Travis Hatton’s work extended far beyond the Sunnyside Orchestra. He led the Beaverton Symphony Orchestra, the Salem Philharmonia Orchestra, and taught as the director of orchestras at Valley Catholic School in Beaverton, Oregon. Radio host Christa Wessel of All Classical Portland paid tribute on air to Travis on October 7th. “I am still reeling from the terrible news from earlier this week of the passing of Portland conductor Travis Hatton,” she said in part of her tribute, “Perhaps you've seen Travis on the podium with any number of orchestras around our region. He led the Beaverton Symphony, the Sunnyside Symphony, and the Salem Philharmonia. He recently made a splash in August when he saved the day at Portland Summerfest Opera in the Park–– stepping up to conduct the second half of Aida at Washington Park.”
“Travis Hatton was also a mentor. He taught at Valley Catholic School, St. Mary's Academy, and held positions at MYS and George Fox University. Travis earned his master's in conducting at the New England Conservatory and his doctorate at Ball State. But that's all really just a résumé. It doesn't begin to tell you who Travis Hatton was.”
“If you don't mind, I'd like to try to attempt to do that myself. And while I do, I'm going to play in the background some music from a recent concert that Travis conducted with the Beaverton Symphony. This concert was from January earlier this year” [here, the music began to play as Christa continued her tribute].
“Not only was Travis Hatton a huge part of our cultural community here in the Pacific Northwest, but he was a big part of my life as well. I played horn for him in the Sunnyside Symphony for many years. Travis was a horn player himself, so we did have a bond there. But in truth, my connection with him was in no way remarkable, because Travis Hatton connected with everyone he met. He was one of the most genuine and kind musicians and humans that I have ever known. I found Travis Hatton so compelling, in fact, that I continued playing horn for him even after I began feeling an overwhelming urge to give the instrument up entirely. I kept playing the horn because of him. He made playing so enjoyable. I can't begin to tell you how big of an impact Travis made on me and how much I will miss him. And though I met Travis as a conductor, many others remember him as a compelling and inspiring educator. Every person who crossed his path will remember the perennial twinkle in his eye, his great big smile, and his sincerity. Travis Hatton listened. He connected. He cared. He made a difference. Travis will be deeply and desperately missed by thousands of people, friends, and musicians the world over. He made a tremendous impact, and because of that, I feel we've lost part of what makes our region so vibrant. My deepest condolences extend of course, to his family, but also to the cultural community at large.”
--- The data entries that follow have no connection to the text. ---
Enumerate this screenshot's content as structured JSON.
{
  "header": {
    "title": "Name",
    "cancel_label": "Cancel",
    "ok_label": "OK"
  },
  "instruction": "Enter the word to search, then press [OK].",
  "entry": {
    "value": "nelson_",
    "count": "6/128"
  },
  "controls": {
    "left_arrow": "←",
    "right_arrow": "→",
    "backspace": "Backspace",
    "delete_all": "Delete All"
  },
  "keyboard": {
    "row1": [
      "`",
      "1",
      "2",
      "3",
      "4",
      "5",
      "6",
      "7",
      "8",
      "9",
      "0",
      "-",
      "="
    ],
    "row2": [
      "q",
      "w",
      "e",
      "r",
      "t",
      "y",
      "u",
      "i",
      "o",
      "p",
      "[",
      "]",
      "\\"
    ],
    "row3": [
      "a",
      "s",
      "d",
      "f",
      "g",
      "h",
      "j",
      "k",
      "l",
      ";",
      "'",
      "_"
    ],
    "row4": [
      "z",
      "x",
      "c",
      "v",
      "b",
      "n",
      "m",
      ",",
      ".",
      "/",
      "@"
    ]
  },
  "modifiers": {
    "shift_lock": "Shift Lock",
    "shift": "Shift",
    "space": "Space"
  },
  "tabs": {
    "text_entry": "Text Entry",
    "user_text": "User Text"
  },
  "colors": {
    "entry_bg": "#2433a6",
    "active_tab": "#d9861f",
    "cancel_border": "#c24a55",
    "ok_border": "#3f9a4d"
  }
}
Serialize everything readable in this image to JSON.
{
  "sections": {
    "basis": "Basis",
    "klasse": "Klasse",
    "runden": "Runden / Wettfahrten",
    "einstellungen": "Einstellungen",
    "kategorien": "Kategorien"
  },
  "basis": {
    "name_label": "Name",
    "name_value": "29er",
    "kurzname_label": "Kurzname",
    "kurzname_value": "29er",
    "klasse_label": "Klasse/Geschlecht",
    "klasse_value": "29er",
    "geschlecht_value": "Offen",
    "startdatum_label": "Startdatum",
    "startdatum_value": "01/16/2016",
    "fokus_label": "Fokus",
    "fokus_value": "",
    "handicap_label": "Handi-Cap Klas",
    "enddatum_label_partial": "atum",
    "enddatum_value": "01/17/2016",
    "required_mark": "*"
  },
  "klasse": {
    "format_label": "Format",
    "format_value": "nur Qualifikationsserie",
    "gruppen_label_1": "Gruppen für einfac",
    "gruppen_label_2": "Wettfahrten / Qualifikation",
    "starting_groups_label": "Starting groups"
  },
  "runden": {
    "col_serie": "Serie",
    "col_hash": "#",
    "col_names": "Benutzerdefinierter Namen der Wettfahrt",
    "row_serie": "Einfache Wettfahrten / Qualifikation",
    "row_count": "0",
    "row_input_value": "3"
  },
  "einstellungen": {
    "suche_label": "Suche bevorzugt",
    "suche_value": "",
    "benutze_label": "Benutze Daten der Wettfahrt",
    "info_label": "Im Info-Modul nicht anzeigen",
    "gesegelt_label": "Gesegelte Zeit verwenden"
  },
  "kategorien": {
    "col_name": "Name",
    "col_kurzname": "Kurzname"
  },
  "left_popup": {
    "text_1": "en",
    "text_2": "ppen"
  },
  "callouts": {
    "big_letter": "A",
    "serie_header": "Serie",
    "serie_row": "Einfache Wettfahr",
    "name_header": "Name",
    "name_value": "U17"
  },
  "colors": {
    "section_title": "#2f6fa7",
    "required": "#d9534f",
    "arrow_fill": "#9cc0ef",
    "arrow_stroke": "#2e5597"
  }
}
Travis Hatton’s memorial service will take place at the Sunnyside Seventh-day Adventist Church on Sunday, October 30th at 4:00pm. If you are unable to attend, but would like to view the service, it will be livestreamed on the Sunnyside Adventist Church website at SunnysideAdventist.org.
Photo by Rachel Hadiashar